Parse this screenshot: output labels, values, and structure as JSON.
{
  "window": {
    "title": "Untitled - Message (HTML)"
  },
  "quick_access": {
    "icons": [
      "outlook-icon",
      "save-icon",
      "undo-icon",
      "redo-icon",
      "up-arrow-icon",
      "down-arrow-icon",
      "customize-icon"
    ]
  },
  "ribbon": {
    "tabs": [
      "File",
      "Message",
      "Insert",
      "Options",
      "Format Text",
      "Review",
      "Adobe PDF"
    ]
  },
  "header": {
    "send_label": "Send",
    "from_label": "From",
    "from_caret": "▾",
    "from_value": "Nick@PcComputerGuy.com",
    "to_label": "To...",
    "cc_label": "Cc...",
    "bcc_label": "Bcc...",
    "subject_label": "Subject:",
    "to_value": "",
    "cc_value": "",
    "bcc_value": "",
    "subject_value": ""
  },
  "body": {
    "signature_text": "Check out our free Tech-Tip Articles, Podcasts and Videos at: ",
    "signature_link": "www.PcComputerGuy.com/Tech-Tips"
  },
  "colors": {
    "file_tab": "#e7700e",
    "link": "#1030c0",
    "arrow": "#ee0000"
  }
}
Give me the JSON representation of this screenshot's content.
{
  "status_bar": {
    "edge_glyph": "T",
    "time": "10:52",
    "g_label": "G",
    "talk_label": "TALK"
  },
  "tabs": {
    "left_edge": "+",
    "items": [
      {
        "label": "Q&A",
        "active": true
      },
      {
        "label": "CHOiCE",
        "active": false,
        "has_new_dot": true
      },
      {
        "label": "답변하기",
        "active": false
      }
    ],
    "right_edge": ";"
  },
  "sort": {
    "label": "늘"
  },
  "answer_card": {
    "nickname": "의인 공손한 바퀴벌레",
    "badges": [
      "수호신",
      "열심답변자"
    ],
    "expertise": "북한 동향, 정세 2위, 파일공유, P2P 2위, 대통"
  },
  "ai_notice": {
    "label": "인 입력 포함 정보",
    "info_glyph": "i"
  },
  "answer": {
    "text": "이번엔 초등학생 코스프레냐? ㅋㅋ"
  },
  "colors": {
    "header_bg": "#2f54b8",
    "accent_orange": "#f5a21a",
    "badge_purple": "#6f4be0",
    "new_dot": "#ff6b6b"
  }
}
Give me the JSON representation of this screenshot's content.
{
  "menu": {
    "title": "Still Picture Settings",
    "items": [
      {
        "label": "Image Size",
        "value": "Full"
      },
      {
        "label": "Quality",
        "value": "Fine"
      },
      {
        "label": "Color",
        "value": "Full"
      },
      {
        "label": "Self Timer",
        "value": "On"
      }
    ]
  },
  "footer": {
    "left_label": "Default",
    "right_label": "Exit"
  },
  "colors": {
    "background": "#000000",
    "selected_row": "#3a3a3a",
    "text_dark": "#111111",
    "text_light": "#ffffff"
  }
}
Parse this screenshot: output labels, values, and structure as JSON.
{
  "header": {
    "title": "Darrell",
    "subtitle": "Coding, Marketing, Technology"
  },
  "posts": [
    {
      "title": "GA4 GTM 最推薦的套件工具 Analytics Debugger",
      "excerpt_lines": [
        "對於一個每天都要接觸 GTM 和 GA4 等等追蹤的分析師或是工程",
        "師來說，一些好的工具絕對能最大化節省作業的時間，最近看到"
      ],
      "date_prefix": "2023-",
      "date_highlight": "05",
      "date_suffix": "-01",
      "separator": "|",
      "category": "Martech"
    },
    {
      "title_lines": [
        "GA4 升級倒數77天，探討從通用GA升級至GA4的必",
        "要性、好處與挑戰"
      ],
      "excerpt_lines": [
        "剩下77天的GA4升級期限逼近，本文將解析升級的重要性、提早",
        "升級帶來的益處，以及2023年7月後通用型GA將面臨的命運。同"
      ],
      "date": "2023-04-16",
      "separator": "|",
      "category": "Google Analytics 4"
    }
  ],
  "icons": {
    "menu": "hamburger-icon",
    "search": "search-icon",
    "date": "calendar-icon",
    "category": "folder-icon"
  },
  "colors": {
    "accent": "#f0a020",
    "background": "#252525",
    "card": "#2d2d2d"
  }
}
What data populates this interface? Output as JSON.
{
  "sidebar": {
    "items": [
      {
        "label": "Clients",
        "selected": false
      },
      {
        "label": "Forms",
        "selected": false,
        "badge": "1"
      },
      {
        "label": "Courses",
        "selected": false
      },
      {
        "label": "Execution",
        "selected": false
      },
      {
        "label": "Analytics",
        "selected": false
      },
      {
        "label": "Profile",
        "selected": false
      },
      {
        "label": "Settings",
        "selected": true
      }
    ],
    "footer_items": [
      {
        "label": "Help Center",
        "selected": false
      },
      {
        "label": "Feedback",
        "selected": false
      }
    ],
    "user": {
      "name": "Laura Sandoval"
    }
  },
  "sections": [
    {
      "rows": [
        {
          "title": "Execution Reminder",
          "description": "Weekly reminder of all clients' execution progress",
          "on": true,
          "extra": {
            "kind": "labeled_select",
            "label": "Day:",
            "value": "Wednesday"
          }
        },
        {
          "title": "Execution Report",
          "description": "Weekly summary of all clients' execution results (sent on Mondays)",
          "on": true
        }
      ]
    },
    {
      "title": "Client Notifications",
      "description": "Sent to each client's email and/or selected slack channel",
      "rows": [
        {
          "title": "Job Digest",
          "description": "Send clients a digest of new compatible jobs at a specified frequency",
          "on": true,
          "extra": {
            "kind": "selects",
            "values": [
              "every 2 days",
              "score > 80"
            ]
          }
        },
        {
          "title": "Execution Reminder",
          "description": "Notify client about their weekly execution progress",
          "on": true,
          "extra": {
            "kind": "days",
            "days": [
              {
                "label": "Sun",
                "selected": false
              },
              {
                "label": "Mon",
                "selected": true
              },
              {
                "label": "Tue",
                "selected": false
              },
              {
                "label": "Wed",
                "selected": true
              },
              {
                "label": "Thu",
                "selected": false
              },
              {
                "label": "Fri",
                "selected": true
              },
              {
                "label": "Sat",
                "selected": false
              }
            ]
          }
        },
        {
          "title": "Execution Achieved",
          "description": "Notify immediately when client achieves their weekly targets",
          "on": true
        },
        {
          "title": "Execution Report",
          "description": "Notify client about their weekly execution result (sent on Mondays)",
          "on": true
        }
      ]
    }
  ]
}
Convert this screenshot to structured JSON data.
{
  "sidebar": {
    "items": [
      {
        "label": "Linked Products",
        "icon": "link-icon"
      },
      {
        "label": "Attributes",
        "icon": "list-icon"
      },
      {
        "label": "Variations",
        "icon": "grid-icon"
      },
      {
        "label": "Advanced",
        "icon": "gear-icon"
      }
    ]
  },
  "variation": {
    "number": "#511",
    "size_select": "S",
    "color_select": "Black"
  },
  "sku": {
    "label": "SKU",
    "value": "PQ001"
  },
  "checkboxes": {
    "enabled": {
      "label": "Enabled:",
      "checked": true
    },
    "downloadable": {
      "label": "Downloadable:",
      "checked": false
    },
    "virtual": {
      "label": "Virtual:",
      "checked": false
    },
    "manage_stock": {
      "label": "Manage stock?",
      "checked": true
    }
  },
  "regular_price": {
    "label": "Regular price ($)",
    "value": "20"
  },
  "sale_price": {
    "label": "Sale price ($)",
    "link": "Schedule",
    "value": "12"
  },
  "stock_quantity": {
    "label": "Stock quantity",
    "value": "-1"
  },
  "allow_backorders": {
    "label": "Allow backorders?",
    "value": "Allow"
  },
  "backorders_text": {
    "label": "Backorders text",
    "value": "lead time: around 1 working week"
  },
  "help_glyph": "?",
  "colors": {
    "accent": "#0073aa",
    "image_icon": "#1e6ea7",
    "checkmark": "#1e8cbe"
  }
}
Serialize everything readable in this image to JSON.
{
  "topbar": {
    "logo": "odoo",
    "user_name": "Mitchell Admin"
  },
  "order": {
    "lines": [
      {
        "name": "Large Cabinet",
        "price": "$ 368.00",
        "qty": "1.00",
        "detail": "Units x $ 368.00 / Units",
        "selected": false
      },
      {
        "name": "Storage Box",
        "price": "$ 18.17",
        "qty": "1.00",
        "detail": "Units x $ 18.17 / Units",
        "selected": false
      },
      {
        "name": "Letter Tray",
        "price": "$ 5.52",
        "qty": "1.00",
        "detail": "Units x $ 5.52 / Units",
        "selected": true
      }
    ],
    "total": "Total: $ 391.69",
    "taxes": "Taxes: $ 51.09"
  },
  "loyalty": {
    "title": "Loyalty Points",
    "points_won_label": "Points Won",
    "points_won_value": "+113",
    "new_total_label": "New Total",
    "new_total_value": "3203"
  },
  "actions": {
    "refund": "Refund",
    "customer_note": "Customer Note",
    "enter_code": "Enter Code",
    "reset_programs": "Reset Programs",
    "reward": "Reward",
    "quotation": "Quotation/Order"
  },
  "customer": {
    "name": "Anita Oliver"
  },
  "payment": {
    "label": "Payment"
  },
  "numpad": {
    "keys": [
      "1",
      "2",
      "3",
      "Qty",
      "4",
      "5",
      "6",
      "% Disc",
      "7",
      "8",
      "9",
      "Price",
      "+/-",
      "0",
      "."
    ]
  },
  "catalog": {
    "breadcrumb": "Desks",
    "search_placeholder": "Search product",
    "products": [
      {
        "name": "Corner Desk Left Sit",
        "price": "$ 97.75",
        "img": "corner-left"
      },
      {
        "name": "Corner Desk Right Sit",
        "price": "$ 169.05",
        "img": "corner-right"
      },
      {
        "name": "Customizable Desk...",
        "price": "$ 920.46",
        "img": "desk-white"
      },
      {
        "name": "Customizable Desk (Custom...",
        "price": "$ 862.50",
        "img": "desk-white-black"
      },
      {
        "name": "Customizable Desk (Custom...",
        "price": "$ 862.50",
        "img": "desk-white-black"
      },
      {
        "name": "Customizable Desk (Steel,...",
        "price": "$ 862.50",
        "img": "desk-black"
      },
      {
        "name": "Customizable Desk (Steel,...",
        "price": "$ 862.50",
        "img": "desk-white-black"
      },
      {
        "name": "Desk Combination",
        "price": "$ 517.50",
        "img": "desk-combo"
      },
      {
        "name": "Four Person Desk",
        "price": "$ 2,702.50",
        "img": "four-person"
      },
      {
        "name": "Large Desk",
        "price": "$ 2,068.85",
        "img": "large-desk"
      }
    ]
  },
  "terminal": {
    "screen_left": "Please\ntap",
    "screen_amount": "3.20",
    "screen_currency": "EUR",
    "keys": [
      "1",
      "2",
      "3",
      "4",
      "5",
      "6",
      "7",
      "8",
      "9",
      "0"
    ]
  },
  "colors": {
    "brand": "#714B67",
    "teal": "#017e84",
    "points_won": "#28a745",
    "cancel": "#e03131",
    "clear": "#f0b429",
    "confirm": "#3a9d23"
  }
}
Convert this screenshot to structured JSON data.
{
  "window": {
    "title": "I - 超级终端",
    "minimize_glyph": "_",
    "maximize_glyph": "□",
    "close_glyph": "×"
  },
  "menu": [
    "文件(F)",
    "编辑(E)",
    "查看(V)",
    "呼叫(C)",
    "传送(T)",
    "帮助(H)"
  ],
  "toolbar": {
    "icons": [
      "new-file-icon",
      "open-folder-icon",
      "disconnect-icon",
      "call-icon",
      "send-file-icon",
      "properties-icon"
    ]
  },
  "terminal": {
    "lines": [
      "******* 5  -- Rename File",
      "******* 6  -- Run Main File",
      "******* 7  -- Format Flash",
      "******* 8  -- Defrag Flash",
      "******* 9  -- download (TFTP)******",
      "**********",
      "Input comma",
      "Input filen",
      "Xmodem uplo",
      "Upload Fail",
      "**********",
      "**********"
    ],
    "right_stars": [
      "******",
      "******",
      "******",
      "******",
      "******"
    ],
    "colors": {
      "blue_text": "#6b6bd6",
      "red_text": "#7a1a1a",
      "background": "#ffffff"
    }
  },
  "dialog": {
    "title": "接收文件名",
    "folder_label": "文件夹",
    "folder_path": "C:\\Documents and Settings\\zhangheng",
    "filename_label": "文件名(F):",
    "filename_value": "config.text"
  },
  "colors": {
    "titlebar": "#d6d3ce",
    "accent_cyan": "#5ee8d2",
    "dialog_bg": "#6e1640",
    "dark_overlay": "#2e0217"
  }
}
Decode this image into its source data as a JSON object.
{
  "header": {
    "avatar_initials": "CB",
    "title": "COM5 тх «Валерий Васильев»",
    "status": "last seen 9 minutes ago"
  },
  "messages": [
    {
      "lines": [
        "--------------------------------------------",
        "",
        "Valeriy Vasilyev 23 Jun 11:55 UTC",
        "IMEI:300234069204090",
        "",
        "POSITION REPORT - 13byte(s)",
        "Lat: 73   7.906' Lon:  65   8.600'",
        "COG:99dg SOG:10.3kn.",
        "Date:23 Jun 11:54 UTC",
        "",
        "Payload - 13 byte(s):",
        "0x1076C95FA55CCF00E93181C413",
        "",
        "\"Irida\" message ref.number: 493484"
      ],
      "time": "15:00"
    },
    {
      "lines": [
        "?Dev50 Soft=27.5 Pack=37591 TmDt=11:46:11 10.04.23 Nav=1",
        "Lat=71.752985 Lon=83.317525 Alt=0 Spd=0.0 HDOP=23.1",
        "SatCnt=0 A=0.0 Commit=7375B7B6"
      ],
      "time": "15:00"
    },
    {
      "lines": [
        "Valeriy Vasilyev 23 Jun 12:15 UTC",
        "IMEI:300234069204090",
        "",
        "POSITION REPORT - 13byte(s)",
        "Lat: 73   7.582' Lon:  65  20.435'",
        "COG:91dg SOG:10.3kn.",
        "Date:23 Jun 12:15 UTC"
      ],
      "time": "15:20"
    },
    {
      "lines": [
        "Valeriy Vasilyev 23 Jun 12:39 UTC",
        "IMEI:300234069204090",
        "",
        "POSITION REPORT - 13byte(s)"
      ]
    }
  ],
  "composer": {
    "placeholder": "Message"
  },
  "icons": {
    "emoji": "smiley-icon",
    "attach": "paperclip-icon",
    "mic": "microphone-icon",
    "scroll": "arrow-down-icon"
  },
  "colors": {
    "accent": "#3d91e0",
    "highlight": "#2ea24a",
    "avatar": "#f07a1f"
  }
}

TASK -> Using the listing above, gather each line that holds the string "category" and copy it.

TASK SOLUTION ->
      "category": "Martech"
      "category": "Google Analytics 4"
    "category": "folder-icon"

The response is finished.